Going back to school is tough on every member of the family. Children are anxious to start a new grade and make new friends, while parents and nannies want to make sure the children are as prepared as they can be. But if caregivers stay organized and plan ahead, there are a few things that theycan do to prepare the kids to goback to school,
End of Summer Blues
The end of summer marks the end of zero homework and the beginning of structured days for children. It can be incredibly difficult to transition from having fun in the summer to being in school for eight hours. Not only is it important to make sure the kids have all the right school clothes and supplies, it’s important to make sure they are prepared mentally to go back to school.
The end of summertime blues is not a joke. Changes in day duration and temperature have been proven to cause depression and anxiety. If your child is feeling down, consider using some change of mindset practices together.
Reframing a negative thought into a positive one has proved very effective in treating anxiety and depression. This technique is surprisingly easy and is an easy skill nannies can practice with kids throughout the day.
For example, if you hear the kids saying things like, “I don’t want to start waking up early!” or “I hate doing homework,” suggest happier thoughts about school, such as “But won’t you have a great time with your friends?” or “But field trips are fun!” This small change in thought or in speech, can make the transition back to school much easier for your child.
Rekindling Old Friendships
In K-12 who you hang out with defines who you are and how you fit in. There can be a lot of excitement and also anxiety about rekindling friendships during the new year.
Nannies and parents should attack these fears by reassuring kids and validating their fears. Try to direct the possible anxiety, to excitement about getting to know new people, and seeing others for the first time in months.
Finding A New Look

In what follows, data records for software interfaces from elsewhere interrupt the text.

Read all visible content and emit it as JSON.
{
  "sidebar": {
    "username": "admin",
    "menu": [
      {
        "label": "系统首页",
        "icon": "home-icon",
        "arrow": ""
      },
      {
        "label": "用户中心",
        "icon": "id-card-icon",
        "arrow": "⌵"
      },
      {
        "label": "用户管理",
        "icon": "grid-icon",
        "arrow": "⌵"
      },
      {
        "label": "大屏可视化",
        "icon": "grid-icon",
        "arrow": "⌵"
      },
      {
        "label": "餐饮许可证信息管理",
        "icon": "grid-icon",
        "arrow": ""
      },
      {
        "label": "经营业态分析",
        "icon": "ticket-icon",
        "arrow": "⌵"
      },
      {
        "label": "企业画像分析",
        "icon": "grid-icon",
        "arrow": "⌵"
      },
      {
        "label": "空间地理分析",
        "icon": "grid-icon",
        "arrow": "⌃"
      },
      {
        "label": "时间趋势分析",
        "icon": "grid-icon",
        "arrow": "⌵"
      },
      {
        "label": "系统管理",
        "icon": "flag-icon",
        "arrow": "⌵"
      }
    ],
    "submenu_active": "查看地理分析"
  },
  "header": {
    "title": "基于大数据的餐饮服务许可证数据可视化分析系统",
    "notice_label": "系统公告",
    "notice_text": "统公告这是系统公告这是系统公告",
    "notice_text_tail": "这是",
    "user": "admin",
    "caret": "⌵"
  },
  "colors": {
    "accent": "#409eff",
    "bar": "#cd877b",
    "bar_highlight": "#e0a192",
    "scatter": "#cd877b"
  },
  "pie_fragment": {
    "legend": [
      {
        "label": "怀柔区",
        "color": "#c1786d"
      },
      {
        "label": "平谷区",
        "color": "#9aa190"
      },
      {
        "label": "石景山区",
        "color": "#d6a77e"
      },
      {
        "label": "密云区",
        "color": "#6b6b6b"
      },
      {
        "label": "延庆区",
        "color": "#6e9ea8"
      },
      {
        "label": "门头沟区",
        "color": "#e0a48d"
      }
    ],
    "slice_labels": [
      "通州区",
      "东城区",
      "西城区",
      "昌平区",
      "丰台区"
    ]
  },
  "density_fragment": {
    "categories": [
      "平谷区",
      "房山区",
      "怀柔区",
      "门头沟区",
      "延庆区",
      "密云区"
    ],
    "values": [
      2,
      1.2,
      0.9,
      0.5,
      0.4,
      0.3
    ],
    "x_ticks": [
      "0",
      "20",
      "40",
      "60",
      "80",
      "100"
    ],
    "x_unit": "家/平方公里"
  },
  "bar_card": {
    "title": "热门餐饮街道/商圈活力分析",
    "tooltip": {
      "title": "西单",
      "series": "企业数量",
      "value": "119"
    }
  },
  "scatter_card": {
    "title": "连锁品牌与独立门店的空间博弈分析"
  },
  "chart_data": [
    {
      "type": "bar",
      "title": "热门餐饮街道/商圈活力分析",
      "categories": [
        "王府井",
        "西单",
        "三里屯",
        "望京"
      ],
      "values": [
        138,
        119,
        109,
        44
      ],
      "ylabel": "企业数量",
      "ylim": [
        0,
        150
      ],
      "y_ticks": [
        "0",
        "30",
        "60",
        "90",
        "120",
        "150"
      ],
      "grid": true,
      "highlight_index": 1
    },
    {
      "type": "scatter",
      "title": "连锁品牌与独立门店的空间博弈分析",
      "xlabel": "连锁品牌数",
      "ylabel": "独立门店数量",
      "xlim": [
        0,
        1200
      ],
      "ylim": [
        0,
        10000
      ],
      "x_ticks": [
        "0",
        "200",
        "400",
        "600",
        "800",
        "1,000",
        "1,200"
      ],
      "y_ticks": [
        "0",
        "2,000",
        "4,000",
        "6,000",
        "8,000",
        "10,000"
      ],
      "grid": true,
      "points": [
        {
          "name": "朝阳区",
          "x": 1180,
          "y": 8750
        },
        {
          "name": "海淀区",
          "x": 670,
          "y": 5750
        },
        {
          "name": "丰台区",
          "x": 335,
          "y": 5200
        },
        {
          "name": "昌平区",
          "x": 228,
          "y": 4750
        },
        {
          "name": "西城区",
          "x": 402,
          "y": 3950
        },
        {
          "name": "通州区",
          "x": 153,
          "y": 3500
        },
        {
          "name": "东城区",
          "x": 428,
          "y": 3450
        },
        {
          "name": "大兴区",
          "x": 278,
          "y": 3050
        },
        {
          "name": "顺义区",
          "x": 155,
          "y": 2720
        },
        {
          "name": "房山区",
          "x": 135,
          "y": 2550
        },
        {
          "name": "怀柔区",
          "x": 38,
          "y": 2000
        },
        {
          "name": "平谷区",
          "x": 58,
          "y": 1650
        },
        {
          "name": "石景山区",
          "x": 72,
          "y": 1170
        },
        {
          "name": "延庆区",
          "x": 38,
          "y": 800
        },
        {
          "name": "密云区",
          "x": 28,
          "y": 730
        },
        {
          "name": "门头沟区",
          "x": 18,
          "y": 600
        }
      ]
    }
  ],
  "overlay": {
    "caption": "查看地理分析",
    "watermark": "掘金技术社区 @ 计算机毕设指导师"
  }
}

The best part about going back to school is back to school shopping. Buying new clothes and supplies are one of the most exciting back to school necessities for kids. A new year means a new time for a child to express who they are to their peers.
If parents allow nannies to handle shopping, consider making a day out of visiting the malls and stores. Let thekidshave a say in what backpack and lunch box they get, and pick out outfits (if your school does not require uniforms) and accessories for the year.

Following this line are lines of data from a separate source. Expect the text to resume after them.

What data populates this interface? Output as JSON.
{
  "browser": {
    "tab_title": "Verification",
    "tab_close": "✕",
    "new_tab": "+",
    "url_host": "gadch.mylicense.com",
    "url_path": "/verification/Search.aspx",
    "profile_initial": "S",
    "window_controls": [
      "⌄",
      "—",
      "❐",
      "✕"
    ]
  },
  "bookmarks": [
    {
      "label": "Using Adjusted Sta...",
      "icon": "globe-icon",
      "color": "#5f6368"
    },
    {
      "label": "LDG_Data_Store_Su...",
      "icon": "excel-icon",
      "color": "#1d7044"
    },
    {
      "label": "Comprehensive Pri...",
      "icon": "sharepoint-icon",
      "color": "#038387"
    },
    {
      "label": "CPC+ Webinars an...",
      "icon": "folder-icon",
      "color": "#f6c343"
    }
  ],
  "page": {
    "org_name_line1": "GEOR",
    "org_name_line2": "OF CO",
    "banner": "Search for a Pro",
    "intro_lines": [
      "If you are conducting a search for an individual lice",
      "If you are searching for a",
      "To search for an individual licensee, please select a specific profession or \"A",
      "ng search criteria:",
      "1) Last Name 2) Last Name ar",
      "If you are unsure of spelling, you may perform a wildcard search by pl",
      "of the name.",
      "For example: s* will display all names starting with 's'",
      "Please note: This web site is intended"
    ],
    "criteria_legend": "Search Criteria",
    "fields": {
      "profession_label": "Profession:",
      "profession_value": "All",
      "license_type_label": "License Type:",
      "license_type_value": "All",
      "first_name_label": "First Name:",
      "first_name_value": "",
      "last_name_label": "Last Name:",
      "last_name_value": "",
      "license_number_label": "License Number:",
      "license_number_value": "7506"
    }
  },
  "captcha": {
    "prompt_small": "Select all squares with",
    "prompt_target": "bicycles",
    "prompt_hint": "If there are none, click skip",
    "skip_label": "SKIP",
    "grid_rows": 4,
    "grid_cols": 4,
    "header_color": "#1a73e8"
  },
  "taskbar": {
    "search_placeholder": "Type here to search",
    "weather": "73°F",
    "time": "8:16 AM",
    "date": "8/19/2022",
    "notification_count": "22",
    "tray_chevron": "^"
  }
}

Set Up a Routine
Practicinga daily routine, a week or so before school starts will help the kids transition back to school. Nannies should begin implementing a few daily practices to help establish a daily rhythm
● For Mornings:

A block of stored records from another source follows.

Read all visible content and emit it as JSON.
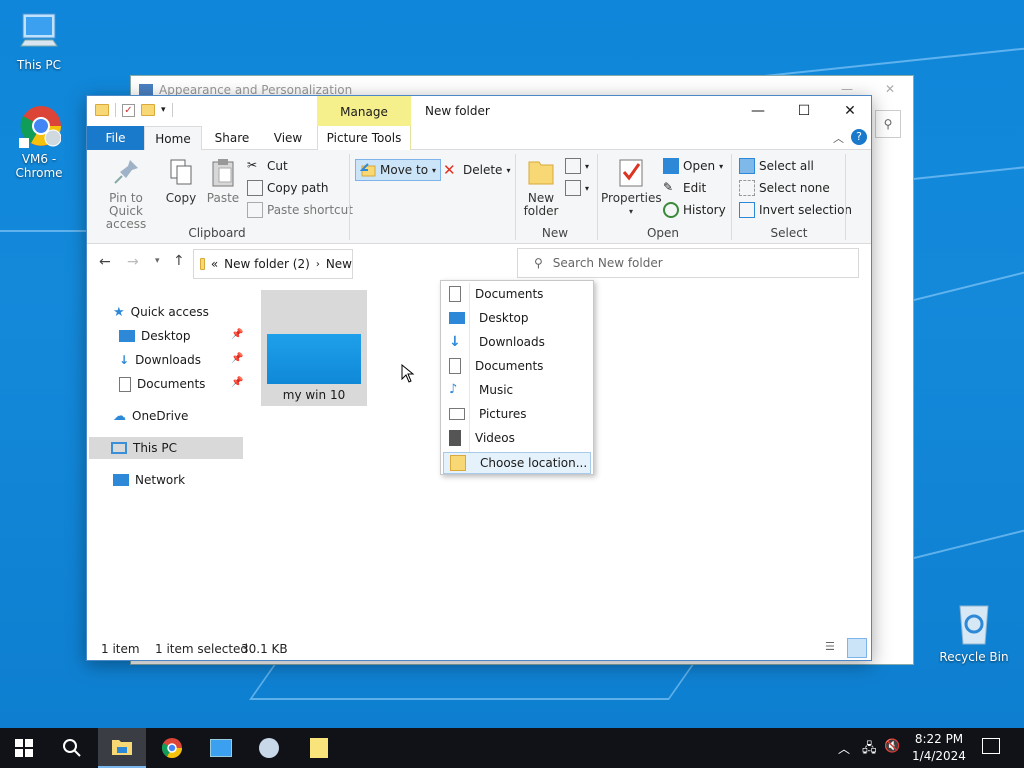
{
  "desktop": {
    "icons": [
      {
        "label": "This PC"
      },
      {
        "label": "VM6 - Chrome"
      },
      {
        "label": "Recycle Bin"
      }
    ]
  },
  "back_window": {
    "title": "Appearance and Personalization"
  },
  "window": {
    "title": "New folder",
    "manage_tab": "Manage",
    "tabs": {
      "file": "File",
      "home": "Home",
      "share": "Share",
      "view": "View",
      "picture_tools": "Picture Tools"
    },
    "ribbon": {
      "clipboard": {
        "label": "Clipboard",
        "pin": "Pin to Quick access",
        "copy": "Copy",
        "paste": "Paste",
        "cut": "Cut",
        "copy_path": "Copy path",
        "paste_shortcut": "Paste shortcut"
      },
      "organize": {
        "move_to": "Move to",
        "delete": "Delete"
      },
      "new": {
        "label": "New",
        "new_folder_line1": "New",
        "new_folder_line2": "folder"
      },
      "open": {
        "label": "Open",
        "properties": "Properties",
        "open": "Open",
        "edit": "Edit",
        "history": "History"
      },
      "select": {
        "label": "Select",
        "select_all": "Select all",
        "select_none": "Select none",
        "invert": "Invert selection"
      }
    },
    "address": {
      "prefix": "«",
      "crumb1": "New folder (2)",
      "crumb2": "New"
    },
    "search": {
      "placeholder": "Search New folder"
    },
    "nav": {
      "quick_access": "Quick access",
      "desktop": "Desktop",
      "downloads": "Downloads",
      "documents": "Documents",
      "onedrive": "OneDrive",
      "this_pc": "This PC",
      "network": "Network"
    },
    "files": [
      {
        "name": "my win 10"
      }
    ],
    "status": {
      "count": "1 item",
      "selected": "1 item selected",
      "size": "30.1 KB"
    },
    "move_to_menu": [
      {
        "label": "Documents",
        "icon": "document-icon"
      },
      {
        "label": "Desktop",
        "icon": "desktop-icon"
      },
      {
        "label": "Downloads",
        "icon": "download-icon"
      },
      {
        "label": "Documents",
        "icon": "document-icon"
      },
      {
        "label": "Music",
        "icon": "music-icon"
      },
      {
        "label": "Pictures",
        "icon": "pictures-icon"
      },
      {
        "label": "Videos",
        "icon": "video-icon"
      },
      {
        "label": "Choose location...",
        "icon": "folder-icon"
      }
    ]
  },
  "taskbar": {
    "time": "8:22 PM",
    "date": "1/4/2024"
  },
  "colors": {
    "accent": "#1979ca",
    "manage": "#f6f08c",
    "desktop": "#1489da",
    "taskbar": "#101217"
  }
}
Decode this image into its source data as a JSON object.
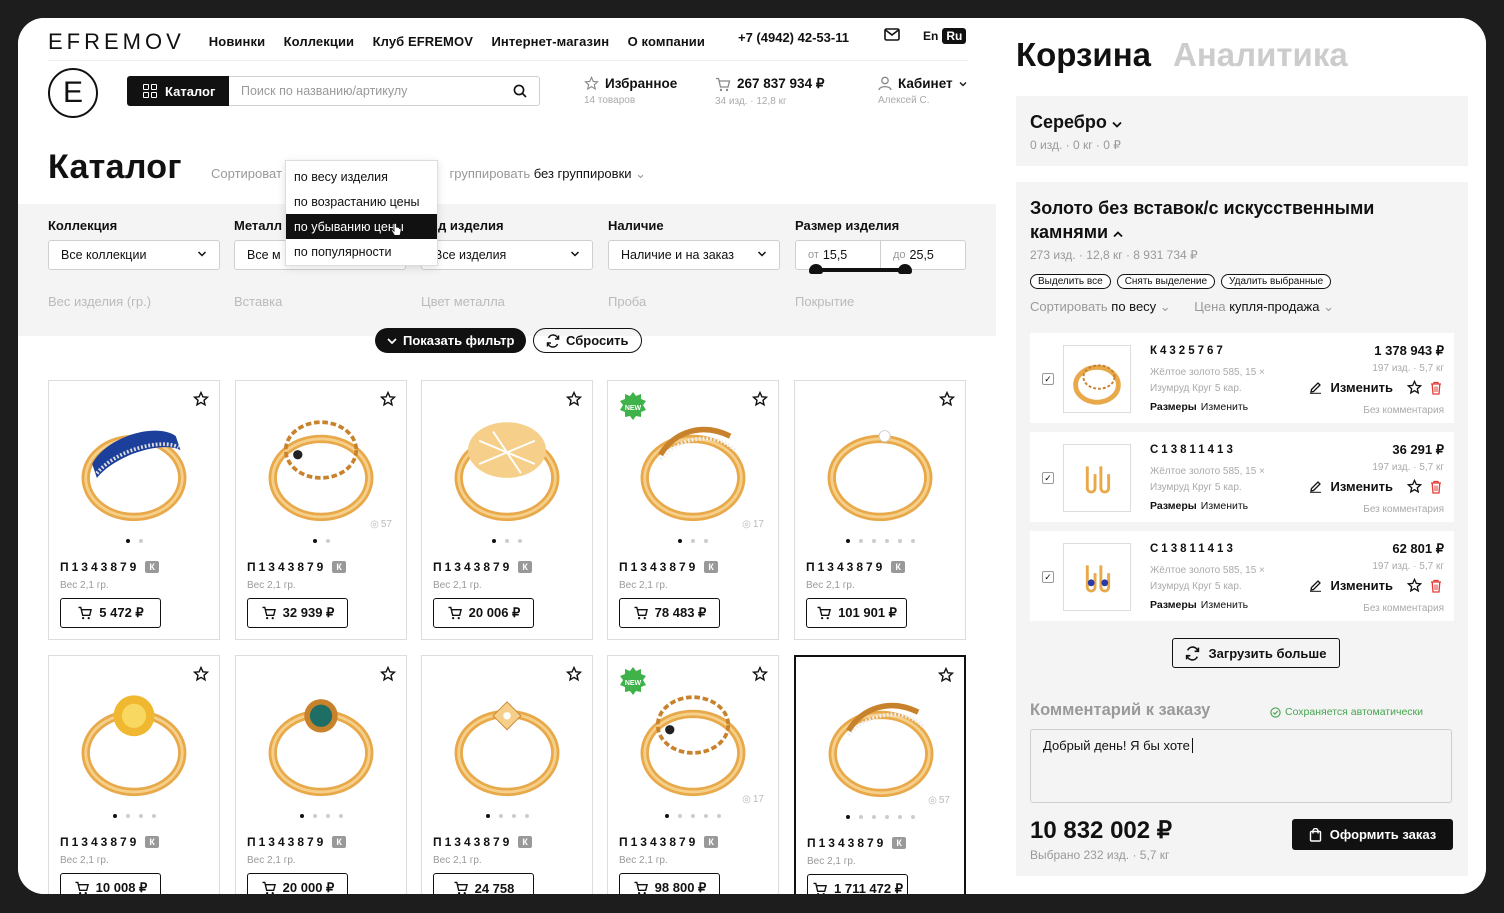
{
  "header": {
    "logo": "EFREMOV",
    "nav": [
      "Новинки",
      "Коллекции",
      "Клуб EFREMOV",
      "Интернет-магазин",
      "О компании"
    ],
    "phone": "+7 (4942) 42-53-11",
    "lang_en": "En",
    "lang_ru": "Ru",
    "logo_letter": "E"
  },
  "toolbar": {
    "catalog_label": "Каталог",
    "search_placeholder": "Поиск по названию/артикулу"
  },
  "favorites": {
    "label": "Избранное",
    "sub": "14 товаров"
  },
  "cart": {
    "label": "267 837 934 ₽",
    "sub": "34 изд. · 12,8 кг"
  },
  "account": {
    "label": "Кабинет",
    "sub": "Алексей С."
  },
  "page": {
    "title": "Каталог",
    "sort_label": "Сортироват",
    "group_label": "группировать",
    "group_value": "без группировки"
  },
  "sort_dropdown": {
    "options": [
      "по весу изделия",
      "по возрастанию цены",
      "по убыванию цены",
      "по популярности"
    ],
    "active": 2
  },
  "filters": {
    "labels": [
      "Коллекция",
      "Металл",
      "д изделия",
      "Наличие",
      "Размер изделия"
    ],
    "values": [
      "Все коллекции",
      "Все м",
      "Все изделия",
      "Наличие и на заказ"
    ],
    "range_from_label": "от",
    "range_from": "15,5",
    "range_to_label": "до",
    "range_to": "25,5",
    "ghost": [
      "Вес изделия (гр.)",
      "Вставка",
      "Цвет металла",
      "Проба",
      "Покрытие"
    ],
    "show_filter": "Показать фильтр",
    "reset": "Сбросить"
  },
  "products": [
    {
      "art": "П1343879",
      "k": "К",
      "weight": "Вес 2,1 гр.",
      "price": "5 472 ₽",
      "count": "",
      "new": false
    },
    {
      "art": "П1343879",
      "k": "К",
      "weight": "Вес 2,1 гр.",
      "price": "32 939 ₽",
      "count": "57",
      "new": false
    },
    {
      "art": "П1343879",
      "k": "К",
      "weight": "Вес 2,1 гр.",
      "price": "20 006 ₽",
      "count": "",
      "new": false
    },
    {
      "art": "П1343879",
      "k": "К",
      "weight": "Вес 2,1 гр.",
      "price": "78 483 ₽",
      "count": "17",
      "new": true
    },
    {
      "art": "П1343879",
      "k": "К",
      "weight": "Вес 2,1 гр.",
      "price": "101 901 ₽",
      "count": "",
      "new": false
    },
    {
      "art": "П1343879",
      "k": "К",
      "weight": "Вес 2,1 гр.",
      "price": "10 008 ₽",
      "count": "",
      "new": false
    },
    {
      "art": "П1343879",
      "k": "К",
      "weight": "Вес 2,1 гр.",
      "price": "20 000 ₽",
      "count": "",
      "new": false
    },
    {
      "art": "П1343879",
      "k": "К",
      "weight": "Вес 2,1 гр.",
      "price": "24 758",
      "count": "",
      "new": false
    },
    {
      "art": "П1343879",
      "k": "К",
      "weight": "Вес 2,1 гр.",
      "price": "98 800 ₽",
      "count": "17",
      "new": true
    },
    {
      "art": "П1343879",
      "k": "К",
      "weight": "Вес 2,1 гр.",
      "price": "1 711 472 ₽",
      "count": "57",
      "new": false
    }
  ],
  "new_badge": "NEW",
  "right": {
    "tab_cart": "Корзина",
    "tab_analytics": "Аналитика",
    "silver": {
      "title": "Серебро",
      "sub": "0 изд. · 0 кг · 0 ₽"
    },
    "gold": {
      "title": "Золото без вставок/с искусственными камнями",
      "sub": "273 изд. · 12,8 кг · 8 931 734 ₽",
      "chips": [
        "Выделить все",
        "Снять выделение",
        "Удалить выбранные"
      ],
      "sort_label": "Сортировать",
      "sort_value": "по весу",
      "price_label": "Цена",
      "price_value": "купля-продажа"
    },
    "items": [
      {
        "art": "К4325767",
        "price": "1 378 943 ₽",
        "qty": "197 изд. · 5,7 кг",
        "desc1": "Жёлтое золото 585, 15 ×",
        "desc2": "Изумруд Круг 5 кар.",
        "sizes": "Размеры",
        "sizes_link": "Изменить",
        "edit": "Изменить",
        "comment": "Без комментария"
      },
      {
        "art": "С13811413",
        "price": "36 291 ₽",
        "qty": "197 изд. · 5,7 кг",
        "desc1": "Жёлтое золото 585, 15 ×",
        "desc2": "Изумруд Круг 5 кар.",
        "sizes": "Размеры",
        "sizes_link": "Изменить",
        "edit": "Изменить",
        "comment": "Без комментария"
      },
      {
        "art": "С13811413",
        "price": "62 801 ₽",
        "qty": "197 изд. · 5,7 кг",
        "desc1": "Жёлтое золото 585, 15 ×",
        "desc2": "Изумруд Круг 5 кар.",
        "sizes": "Размеры",
        "sizes_link": "Изменить",
        "edit": "Изменить",
        "comment": "Без комментария"
      }
    ],
    "load_more": "Загрузить больше",
    "comment_label": "Комментарий к заказу",
    "autosave": "Сохраняется автоматически",
    "comment_text": "Добрый день! Я бы хоте",
    "total": "10 832 002 ₽",
    "total_sub": "Выбрано 232 изд. · 5,7 кг",
    "order_btn": "Оформить заказ"
  },
  "colors": {
    "accent": "#111111",
    "gold": "#e8a94a",
    "new_badge": "#3fb24a",
    "autosave": "#46a54f",
    "delete": "#e53935"
  }
}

A good morning routine starts by waking up at the same time every day. wake the children upabout an hour and a half or more before school starts. This will allow them to have time to feel awake and prepared.
Starting this routine about a week or so before school startscanmake first week wake up much easier. Also try waking the teamup nicely, maybe sing to them or prepare their favorite breakfast foods. Nothing says “wake up!” like an enjoyable incentive.
● For After-School:
Before the school year starts, sit down and discuss your daily after school routine. If the older children are walking home alone, be sure to talk about safety and the responsibility of walking home alone.
Getting Ready for Homework
Nowadays, children of all ages are sent home with some type of homework. And as Parents or nannies, it's often up to you to double up as caretaker and tutor.
Many kids dread the idea of returning back to homework. But this is the perfect time of year to share the importance of studying with children, and to implement an additional incentive system. Consider printing out a rewards chart for homework (or even other chores) to keep track of the children’s progress.
Commuting to School
Whether you’re driving the children in the family car or walking a few blocks, take advantage off this time to bond with the kids and learn all about thoughts and perspective.
For example, on the way to school, ask the children about the day coming up. This can be a great way to gauge how the child is feeling in a general sense, and is a great time to help enforce more positive thinking. On the way home, ask how their day went. This will be a great time to teach problem solving skills for any issues they may have had that day.
Not everyone is excited to go back to school. Nannies are often placed in the position to deal with these attitudes, and it can be overwhelming. Luckily, all it takes is a little practicing before the school year starts for the children, their parents and caretakers to get pumped about classes this fall.